I grew up on Martha's Vineyard and, of all the places I've ever lived and visited, there is no other place that is like the Vineyard. I came to Martha's Vineyard when I was eight years old with my family. We'd been living in a rather large city in Western Mass. Dad found a job there and our lives as a family were forever changed. While those are personal tidbits, they are not the reason you come to this blog.
So here are a few interesting tidbits about Martha's Vineyard. It was discovered and mapped by Bartholomew Gosnold. He named the island in honor of his mother, Martha, and the abundance of wild grapevines. The Wampanoag tribe called it Noepe.
It is the largest of the islands off the coast of Cape Cod, also named by Gosnold.
There are six towns on the Vineyard. Aquinnah (known as Gay Head when I was growing up there but renamed and a more fitting name by the members of the Wampanoag tribe), Chilmark (which hosts the village of Menemsha), West Tisbury, Tisbury (also known as Vineyard Haven); Oak Bluffs, and Edgartown.
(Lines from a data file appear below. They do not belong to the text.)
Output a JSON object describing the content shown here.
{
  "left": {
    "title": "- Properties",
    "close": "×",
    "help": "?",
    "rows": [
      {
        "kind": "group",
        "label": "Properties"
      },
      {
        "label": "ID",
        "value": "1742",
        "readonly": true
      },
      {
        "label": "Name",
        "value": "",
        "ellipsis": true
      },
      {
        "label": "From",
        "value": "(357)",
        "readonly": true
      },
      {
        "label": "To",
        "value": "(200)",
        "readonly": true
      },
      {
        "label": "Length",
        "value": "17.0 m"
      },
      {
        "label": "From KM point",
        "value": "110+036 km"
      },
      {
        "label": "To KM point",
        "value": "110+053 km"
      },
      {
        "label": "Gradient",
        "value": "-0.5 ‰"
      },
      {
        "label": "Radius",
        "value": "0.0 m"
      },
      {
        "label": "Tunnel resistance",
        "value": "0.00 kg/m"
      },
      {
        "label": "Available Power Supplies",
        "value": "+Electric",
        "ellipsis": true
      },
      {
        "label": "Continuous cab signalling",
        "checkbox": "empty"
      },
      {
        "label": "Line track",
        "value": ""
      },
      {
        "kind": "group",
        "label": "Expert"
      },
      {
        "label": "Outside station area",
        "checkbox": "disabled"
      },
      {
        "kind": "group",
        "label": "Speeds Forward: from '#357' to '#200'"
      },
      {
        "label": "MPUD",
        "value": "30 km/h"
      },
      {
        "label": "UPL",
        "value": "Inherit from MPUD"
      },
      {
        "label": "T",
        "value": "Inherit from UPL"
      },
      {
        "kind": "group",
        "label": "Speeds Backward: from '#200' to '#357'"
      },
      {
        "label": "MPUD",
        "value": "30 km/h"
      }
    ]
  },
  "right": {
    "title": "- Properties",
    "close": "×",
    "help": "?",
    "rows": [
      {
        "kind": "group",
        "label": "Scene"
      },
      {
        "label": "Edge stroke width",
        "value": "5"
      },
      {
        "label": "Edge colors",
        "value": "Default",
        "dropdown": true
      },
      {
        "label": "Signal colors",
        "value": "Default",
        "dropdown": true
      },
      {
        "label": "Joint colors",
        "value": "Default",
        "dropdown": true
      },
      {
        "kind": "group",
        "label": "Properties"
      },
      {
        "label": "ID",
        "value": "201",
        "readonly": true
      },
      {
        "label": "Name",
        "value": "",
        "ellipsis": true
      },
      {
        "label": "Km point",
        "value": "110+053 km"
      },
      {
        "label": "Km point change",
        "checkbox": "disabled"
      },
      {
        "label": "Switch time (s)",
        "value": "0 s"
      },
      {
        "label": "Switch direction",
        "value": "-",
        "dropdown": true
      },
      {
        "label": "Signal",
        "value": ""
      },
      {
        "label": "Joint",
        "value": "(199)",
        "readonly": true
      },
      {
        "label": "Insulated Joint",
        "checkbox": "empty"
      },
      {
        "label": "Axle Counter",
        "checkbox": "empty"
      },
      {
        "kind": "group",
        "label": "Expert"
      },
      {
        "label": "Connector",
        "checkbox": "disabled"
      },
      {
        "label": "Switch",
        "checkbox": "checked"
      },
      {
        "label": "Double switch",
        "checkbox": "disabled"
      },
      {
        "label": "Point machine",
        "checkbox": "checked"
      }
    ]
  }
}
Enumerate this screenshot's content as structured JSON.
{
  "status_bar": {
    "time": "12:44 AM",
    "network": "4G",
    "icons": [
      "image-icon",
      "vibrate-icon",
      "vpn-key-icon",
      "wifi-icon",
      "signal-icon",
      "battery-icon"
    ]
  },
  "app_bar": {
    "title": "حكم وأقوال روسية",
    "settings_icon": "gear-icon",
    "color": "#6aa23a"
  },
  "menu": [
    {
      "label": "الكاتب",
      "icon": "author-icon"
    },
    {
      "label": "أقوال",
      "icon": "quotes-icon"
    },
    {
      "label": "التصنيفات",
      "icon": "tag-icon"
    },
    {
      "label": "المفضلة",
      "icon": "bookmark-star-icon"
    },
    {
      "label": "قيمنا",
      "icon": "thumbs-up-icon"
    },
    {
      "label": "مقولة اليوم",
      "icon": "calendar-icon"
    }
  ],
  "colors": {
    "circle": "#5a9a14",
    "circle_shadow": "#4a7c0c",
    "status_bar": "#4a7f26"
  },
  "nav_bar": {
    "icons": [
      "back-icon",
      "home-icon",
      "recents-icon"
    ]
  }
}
In 1642 Thomas Mayhew settled in what is now known as Edgartown, and because of the Mayhews and their healthy relationship with the Wampanoag tribe, they didn't fight against the English in the King Phillip's War. Mayhew also went on to establish schools for the Wampanoag who were the first Native Americans to graduate from Harvard. Peter Folger was one of their teachers, and he was the grandfather of Benjamin Franklin.
The whaling industry was huge on the Vineyard. Many of the ships and their captains were from Edgartown. The old Whaling Church in Edgartown speaks of the income and prosperity this industry brought to this village and Island. Here's a link to a picture of The Old Whaling Church Unfortunately it is not my picture so I can't post the picture here.
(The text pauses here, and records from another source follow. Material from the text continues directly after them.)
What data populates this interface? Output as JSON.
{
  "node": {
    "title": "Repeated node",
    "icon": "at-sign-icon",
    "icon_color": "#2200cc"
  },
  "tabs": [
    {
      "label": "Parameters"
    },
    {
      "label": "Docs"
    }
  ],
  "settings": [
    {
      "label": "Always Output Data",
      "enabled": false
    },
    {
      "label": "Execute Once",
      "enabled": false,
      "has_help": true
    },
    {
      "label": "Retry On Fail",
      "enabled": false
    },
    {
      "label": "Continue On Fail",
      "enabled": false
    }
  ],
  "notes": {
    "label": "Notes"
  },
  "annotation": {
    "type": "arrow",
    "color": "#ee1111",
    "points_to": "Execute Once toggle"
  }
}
There are five lighthouses on the Vineyard. Having grown up there, I didn't realize how rare these historical landmarks were. Here's a link to some great pictures of the lighthouses as well as some basic information on them.
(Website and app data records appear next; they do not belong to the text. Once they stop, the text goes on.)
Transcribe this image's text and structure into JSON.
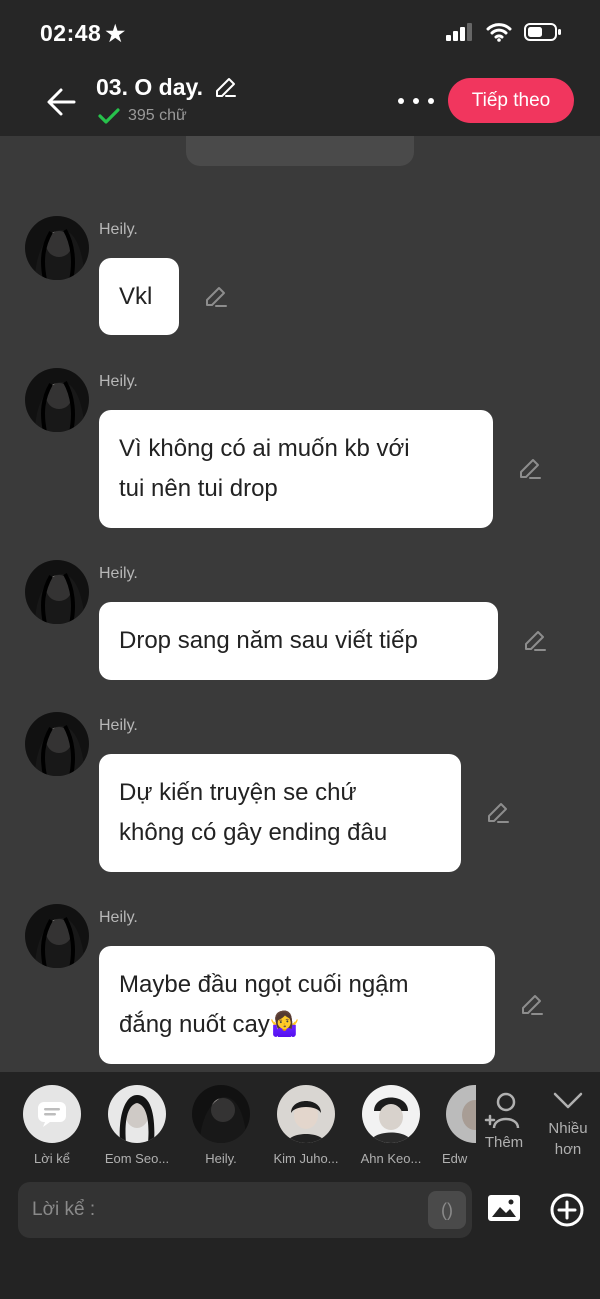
{
  "status_bar": {
    "time": "02:48",
    "star": "★"
  },
  "header": {
    "title": "03. O day.",
    "word_count": "395 chữ",
    "next_label": "Tiếp theo"
  },
  "messages": [
    {
      "sender": "Heily.",
      "text": "Vkl"
    },
    {
      "sender": "Heily.",
      "text": "Vì không có ai muốn kb với\ntui nên tui drop"
    },
    {
      "sender": "Heily.",
      "text": "Drop sang năm sau viết tiếp"
    },
    {
      "sender": "Heily.",
      "text": "Dự kiến truyện se chứ\nkhông có gây ending đâu"
    },
    {
      "sender": "Heily.",
      "text": "Maybe đầu ngọt cuối ngậm\nđắng nuốt cay🤷‍♀️"
    }
  ],
  "characters": [
    {
      "name": "Lời kể"
    },
    {
      "name": "Eom Seo..."
    },
    {
      "name": "Heily."
    },
    {
      "name": "Kim Juho..."
    },
    {
      "name": "Ahn Keo..."
    },
    {
      "name": "Edw"
    }
  ],
  "character_actions": {
    "add_label": "Thêm",
    "more_label": "Nhiều\nhơn"
  },
  "input": {
    "placeholder": "Lời kể :",
    "paren_label": "()"
  },
  "colors": {
    "accent": "#f1365e",
    "check": "#27c24c",
    "background": "#3a3a3a"
  }
}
Another rarity on the Vineyard is The Flying Horses in Oak Bluffs at the base of Circuit Ave. It is the oldest running Carousel in the country. It was brought to the Island in 1884. I spent many a day trying to catch the golden ring as I would sit(stand when I was older) on the hand carved wooden horses, leaning over to catch a ring. As you got older the goal was to try and get as many rings as possible. The golden ring allowed you to get a free ride on the carousel. They sold cotton candy and other summer foods. Currently, a gal I grew up with and have been friends with since the fifth grade, manages the Flying Horses. If you're ever on the Vineyard pop in and say hi to Robin and tell her Lynn sent you.
Oak Bluffs is also the home of the old Methodist Camp Grounds. It was a place where Methodist folks would come to retreat during the summer months. At first they would live in their tents. Gradually they started building Victorian Gingerbread Houses. Every year they host Illumination Night. When I was young we'd go and there would be lanterns on the ground with lines above your heads. Each child stood by a lantern, and when word was given from the Tabernacle, we'd light the Japanese or Chinese lantern and our parents would hang them on the lines. Each house was decorated with lanterns. The residents of the houses still hang lanterns, but the activity that happened when I was a child is no longer practiced. Here's a short film from a person's travel around the center of the campground around the tabernacle which isn't shown in the video. You Tube View of Camp Grounds It shows the styles of the ginger bread houses.
There is a lot more to say and do on the Vineyard but I'll leave you with these few tidbits. My first published novel, Sea Escape, was set on the Vineyard. Below is a picture of me when I was 9, my first summer on the Vineyard, and I'm clamming at Menemsha Pond.
If you like historical tidbits you might like to visit my blog: 19th Century Historical Tidbits. You can also follow me on twitter @LynnColeman or you can friend me on Facebook. "Courting Holly" is scheduled to be released in Oct. 2013.
In His grip,
I thoroughly enjoyed your blog on Martha's Vineyard. Such an interesting history and I collect lighthouse stamps in a passport book from the lighthouse society and am always looking for new ones to see on our next vacation. I will look for your books. sharon, CA wileygreen1(at)yahoo(dot)comReplyDelete
Thanks, Sharon. I'm certain you could tell I love the Vineyard.Delete
This was very interesting, Lynn. I always thought Martha's Vineyard was a town on the coast. I didn't realize it was a whole island with towns. I'd love to visit it one day.ReplyDelete
It's a great place to visit and live. I'll be going there at the same time as ACFW conference this year for my 40th high school reunion and I'm looking forward to it.Delete
I enjoyed this history on Martha's Vineyard Many years ago while vacationing in Cape Cod we took the ferry to Martha's Vineyard. Been to Cape Cod a few times since, but not over to the Vineyard again. But I remember the Methodist Camp Grounds and the carousel. There was a lovely inn we stay in at Gay Head and enjoyed excellent food. I seem to remember a spot called Land's End also. Our tour guide among other things mention the Vineyard was known for the cranberry bogs.ReplyDelete
Cranberry bogs on the Vineyard are small most are on the Cape but there are some on the Vineyard too.Delete
Very interesting post. Thank you! Kathleen ~ Lane Hill HouseReplyDelete
I'm trying not to be envious. I have always wanted to live by the sea. Thanks for this awesome post.ReplyDelete
I consider it a huge blessing to have been raised on Martha's Vineyard. When my husband went to graduate school in Kentucky I realize just how much I missed the ocean. I caught myself sniffing the air one night, thinking something was wrong. What was wrong was I couldn't smell the salt.ReplyDelete